■ **ACTION ITEM**
Reproduce the entries exactly.

[Excerpts from an interface dataset]

[Start of Attachment]

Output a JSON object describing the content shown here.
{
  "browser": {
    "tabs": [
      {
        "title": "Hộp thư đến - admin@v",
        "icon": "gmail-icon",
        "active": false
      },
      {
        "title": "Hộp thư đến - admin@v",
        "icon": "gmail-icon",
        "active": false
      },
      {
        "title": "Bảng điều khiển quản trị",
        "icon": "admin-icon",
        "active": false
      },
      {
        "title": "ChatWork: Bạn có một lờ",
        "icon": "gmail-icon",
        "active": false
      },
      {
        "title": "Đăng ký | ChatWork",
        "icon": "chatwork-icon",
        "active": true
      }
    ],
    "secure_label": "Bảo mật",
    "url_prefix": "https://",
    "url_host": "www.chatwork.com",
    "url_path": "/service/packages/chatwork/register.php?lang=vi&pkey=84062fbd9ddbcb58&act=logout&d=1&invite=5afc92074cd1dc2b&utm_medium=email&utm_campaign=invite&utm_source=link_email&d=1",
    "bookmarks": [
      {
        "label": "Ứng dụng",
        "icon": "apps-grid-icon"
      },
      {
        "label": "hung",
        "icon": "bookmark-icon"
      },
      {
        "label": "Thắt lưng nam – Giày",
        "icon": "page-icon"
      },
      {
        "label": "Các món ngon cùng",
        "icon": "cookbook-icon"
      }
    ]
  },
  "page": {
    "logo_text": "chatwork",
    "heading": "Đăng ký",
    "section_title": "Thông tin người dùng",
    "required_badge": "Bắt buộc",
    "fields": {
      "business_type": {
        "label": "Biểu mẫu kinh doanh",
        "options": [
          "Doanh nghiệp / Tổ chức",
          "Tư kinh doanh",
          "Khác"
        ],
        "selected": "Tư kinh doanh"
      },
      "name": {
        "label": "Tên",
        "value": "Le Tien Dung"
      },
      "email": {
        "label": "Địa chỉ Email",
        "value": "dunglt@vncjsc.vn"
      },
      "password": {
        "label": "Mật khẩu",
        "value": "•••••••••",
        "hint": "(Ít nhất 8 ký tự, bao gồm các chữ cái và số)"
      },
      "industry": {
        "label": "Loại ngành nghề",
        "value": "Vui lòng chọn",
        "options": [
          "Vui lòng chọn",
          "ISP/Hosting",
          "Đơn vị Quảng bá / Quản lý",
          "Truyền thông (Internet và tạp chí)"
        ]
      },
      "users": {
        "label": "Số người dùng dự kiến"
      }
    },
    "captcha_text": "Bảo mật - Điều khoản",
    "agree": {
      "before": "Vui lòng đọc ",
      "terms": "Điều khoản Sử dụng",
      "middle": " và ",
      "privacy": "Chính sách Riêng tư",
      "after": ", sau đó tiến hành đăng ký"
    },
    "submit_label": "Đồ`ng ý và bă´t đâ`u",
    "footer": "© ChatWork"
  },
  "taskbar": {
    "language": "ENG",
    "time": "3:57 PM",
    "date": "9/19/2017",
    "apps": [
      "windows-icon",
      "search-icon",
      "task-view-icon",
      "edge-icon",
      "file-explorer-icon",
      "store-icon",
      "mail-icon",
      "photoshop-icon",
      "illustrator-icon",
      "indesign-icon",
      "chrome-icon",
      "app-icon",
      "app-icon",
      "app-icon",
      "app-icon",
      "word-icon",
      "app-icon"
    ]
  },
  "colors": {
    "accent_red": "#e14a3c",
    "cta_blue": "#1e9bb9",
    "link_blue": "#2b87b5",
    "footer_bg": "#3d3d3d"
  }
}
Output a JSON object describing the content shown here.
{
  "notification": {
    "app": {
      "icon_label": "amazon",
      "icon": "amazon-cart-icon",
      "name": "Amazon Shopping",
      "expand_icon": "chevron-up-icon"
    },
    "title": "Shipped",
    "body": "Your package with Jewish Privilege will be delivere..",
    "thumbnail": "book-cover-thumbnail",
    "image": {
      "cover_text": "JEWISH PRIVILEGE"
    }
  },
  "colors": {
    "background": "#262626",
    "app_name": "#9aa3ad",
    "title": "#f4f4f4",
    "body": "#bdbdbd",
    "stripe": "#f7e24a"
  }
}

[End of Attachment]

■ **ANSWER SPACE**
Output a JSON object describing the content shown here.
{
  "browser": {
    "tabs": [
      {
        "title": "Hộp thư đến - admin@v",
        "icon": "gmail-icon",
        "active": false
      },
      {
        "title": "Hộp thư đến - admin@v",
        "icon": "gmail-icon",
        "active": false
      },
      {
        "title": "Bảng điều khiển quản trị",
        "icon": "admin-icon",
        "active": false
      },
      {
        "title": "ChatWork: Bạn có một lờ",
        "icon": "gmail-icon",
        "active": false
      },
      {
        "title": "Đăng ký | ChatWork",
        "icon": "chatwork-icon",
        "active": true
      }
    ],
    "secure_label": "Bảo mật",
    "url_prefix": "https://",
    "url_host": "www.chatwork.com",
    "url_path": "/service/packages/chatwork/register.php?lang=vi&pkey=84062fbd9ddbcb58&act=logout&d=1&invite=5afc92074cd1dc2b&utm_medium=email&utm_campaign=invite&utm_source=link_email&d=1",
    "bookmarks": [
      {
        "label": "Ứng dụng",
        "icon": "apps-grid-icon"
      },
      {
        "label": "hung",
        "icon": "bookmark-icon"
      },
      {
        "label": "Thắt lưng nam – Giày",
        "icon": "page-icon"
      },
      {
        "label": "Các món ngon cùng",
        "icon": "cookbook-icon"
      }
    ]
  },
  "page": {
    "logo_text": "chatwork",
    "heading": "Đăng ký",
    "section_title": "Thông tin người dùng",
    "required_badge": "Bắt buộc",
    "fields": {
      "business_type": {
        "label": "Biểu mẫu kinh doanh",
        "options": [
          "Doanh nghiệp / Tổ chức",
          "Tư kinh doanh",
          "Khác"
        ],
        "selected": "Tư kinh doanh"
      },
      "name": {
        "label": "Tên",
        "value": "Le Tien Dung"
      },
      "email": {
        "label": "Địa chỉ Email",
        "value": "dunglt@vncjsc.vn"
      },
      "password": {
        "label": "Mật khẩu",
        "value": "•••••••••",
        "hint": "(Ít nhất 8 ký tự, bao gồm các chữ cái và số)"
      },
      "industry": {
        "label": "Loại ngành nghề",
        "value": "Vui lòng chọn",
        "options": [
          "Vui lòng chọn",
          "ISP/Hosting",
          "Đơn vị Quảng bá / Quản lý",
          "Truyền thông (Internet và tạp chí)"
        ]
      },
      "users": {
        "label": "Số người dùng dự kiến"
      }
    },
    "captcha_text": "Bảo mật - Điều khoản",
    "agree": {
      "before": "Vui lòng đọc ",
      "terms": "Điều khoản Sử dụng",
      "middle": " và ",
      "privacy": "Chính sách Riêng tư",
      "after": ", sau đó tiến hành đăng ký"
    },
    "submit_label": "Đồ`ng ý và bă´t đâ`u",
    "footer": "© ChatWork"
  },
  "taskbar": {
    "language": "ENG",
    "time": "3:57 PM",
    "date": "9/19/2017",
    "apps": [
      "windows-icon",
      "search-icon",
      "task-view-icon",
      "edge-icon",
      "file-explorer-icon",
      "store-icon",
      "mail-icon",
      "photoshop-icon",
      "illustrator-icon",
      "indesign-icon",
      "chrome-icon",
      "app-icon",
      "app-icon",
      "app-icon",
      "app-icon",
      "word-icon",
      "app-icon"
    ]
  },
  "colors": {
    "accent_red": "#e14a3c",
    "cta_blue": "#1e9bb9",
    "link_blue": "#2b87b5",
    "footer_bg": "#3d3d3d"
  }
}
Output a JSON object describing the content shown here.
{
  "notification": {
    "app": {
      "icon_label": "amazon",
      "icon": "amazon-cart-icon",
      "name": "Amazon Shopping",
      "expand_icon": "chevron-up-icon"
    },
    "title": "Shipped",
    "body": "Your package with Jewish Privilege will be delivere..",
    "thumbnail": "book-cover-thumbnail",
    "image": {
      "cover_text": "JEWISH PRIVILEGE"
    }
  },
  "colors": {
    "background": "#262626",
    "app_name": "#9aa3ad",
    "title": "#f4f4f4",
    "body": "#bdbdbd",
    "stripe": "#f7e24a"
  }
}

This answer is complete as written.